October 3, 2017


The decision to legalize medical marijuana in Ohio represents an incredible business opportunity for Ohioans. But not everyone who applies for a medical marijuana processing or retail dispensing license in this highly competitive industry will be successful.

To succeed, one must have a sound business plan and enough lead time to properly execute it. Applicants will also need to be well capitalized with a strong (and patient) investor base. Keep in mind that traditional lenders, such as banks, have still not entered the arena because medical marijuana, while legal in the state of Ohio, is still considered illegal under federal law.

Applicants will also need to have identified and obtained local approval for a location (real estate) from which they will operate the marijuana processing or dispensary operations. This can be a difficult task because no medical marijuana processor or retail dispensary may be located within 500 feet of a school, church, public library, public playground, or public park.

The medical marijuana business is not for those who are risk-adverse, nor is it suited for procrastinators. The $10,000 processor application fee and the $5,000 retail dispensary fee are non-refundable. It takes time and a considerable amount of effort to prepare an application that will be seen by the state of Ohio as a viable candidate for a medical marijuana processing or dispensing license. Competition is expected to be fierce based on the number of applications that were received for the medical marijuana cultivation licenses earlier this year.

In addition to the non-refundable application fees, potential applicants can expect to incur legal and other advisory fees. The cost to bring in third-party advisors, however, will likely prove to be a wise investment as most applicants will need to rely on their expertise to help navigate the myriad restrictions and requirements.

With the large number of applicants expected, only the best applications will be considered. The state is looking for applicants who are well-capitalized, responsible and reliable, since license holders will be tasked with the responsibility to provide medicine to what is expected to be a large patient base in Ohio.
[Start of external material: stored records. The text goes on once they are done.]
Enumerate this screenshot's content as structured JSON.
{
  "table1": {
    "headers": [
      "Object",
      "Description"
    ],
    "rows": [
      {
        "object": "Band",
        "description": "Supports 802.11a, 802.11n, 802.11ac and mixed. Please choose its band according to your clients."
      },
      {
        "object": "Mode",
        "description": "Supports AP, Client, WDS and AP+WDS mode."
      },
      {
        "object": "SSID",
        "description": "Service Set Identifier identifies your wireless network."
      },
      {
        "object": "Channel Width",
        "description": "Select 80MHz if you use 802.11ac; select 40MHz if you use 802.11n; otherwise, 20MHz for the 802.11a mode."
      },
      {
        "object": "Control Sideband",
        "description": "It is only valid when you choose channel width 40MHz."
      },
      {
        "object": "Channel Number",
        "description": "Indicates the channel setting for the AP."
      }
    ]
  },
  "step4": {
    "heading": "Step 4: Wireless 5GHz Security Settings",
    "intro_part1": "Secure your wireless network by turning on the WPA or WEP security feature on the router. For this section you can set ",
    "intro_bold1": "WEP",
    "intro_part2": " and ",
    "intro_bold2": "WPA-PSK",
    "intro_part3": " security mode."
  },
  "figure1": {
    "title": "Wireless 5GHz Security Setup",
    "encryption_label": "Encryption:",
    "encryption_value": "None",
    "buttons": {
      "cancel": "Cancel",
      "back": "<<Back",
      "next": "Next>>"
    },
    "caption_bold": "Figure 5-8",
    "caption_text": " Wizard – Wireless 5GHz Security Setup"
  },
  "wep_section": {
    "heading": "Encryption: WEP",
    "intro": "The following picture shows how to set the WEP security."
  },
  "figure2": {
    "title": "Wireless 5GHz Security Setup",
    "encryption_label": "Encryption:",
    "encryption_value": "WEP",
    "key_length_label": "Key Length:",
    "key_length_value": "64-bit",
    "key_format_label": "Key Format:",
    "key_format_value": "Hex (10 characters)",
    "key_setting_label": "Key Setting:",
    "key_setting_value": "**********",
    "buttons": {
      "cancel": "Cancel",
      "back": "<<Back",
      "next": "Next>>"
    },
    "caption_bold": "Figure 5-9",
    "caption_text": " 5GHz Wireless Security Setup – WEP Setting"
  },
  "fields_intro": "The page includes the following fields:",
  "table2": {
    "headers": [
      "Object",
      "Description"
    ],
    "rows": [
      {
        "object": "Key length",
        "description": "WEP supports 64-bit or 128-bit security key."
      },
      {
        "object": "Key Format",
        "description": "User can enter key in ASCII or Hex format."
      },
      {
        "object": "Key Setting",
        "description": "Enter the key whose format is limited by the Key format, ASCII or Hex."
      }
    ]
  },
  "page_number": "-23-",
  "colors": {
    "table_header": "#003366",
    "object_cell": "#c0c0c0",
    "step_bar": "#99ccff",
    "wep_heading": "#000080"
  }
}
In order to assist would-be applicants to optimize their chances for securing a license or to help prospects determine whether it makes sense to pursue this one-of-a-kind business opportunity, Walter Haverfield has teamed up with other cannabis industry professionals to host a free educational seminar on Thursday, Oct. 5. Among other things, the seminar will cover: important deadlines and requirements for application; zoning restrictions; risk management and insurance options; security requirements; tax consequences; and tips for raising the necessary capital.

This seminar provides an opportunity to connect with a wide array of professionals to get the answers you need before you make the decision to pursue a medical marijuana processing or dispensing license. You can register for the free seminar by visiting

Kevin Patrick Murphy is a partner and chair of Walter Haverfield’s Corporate Transactions practice group.

This article was published in Crain’s Cleveland Business on October 3, 2017.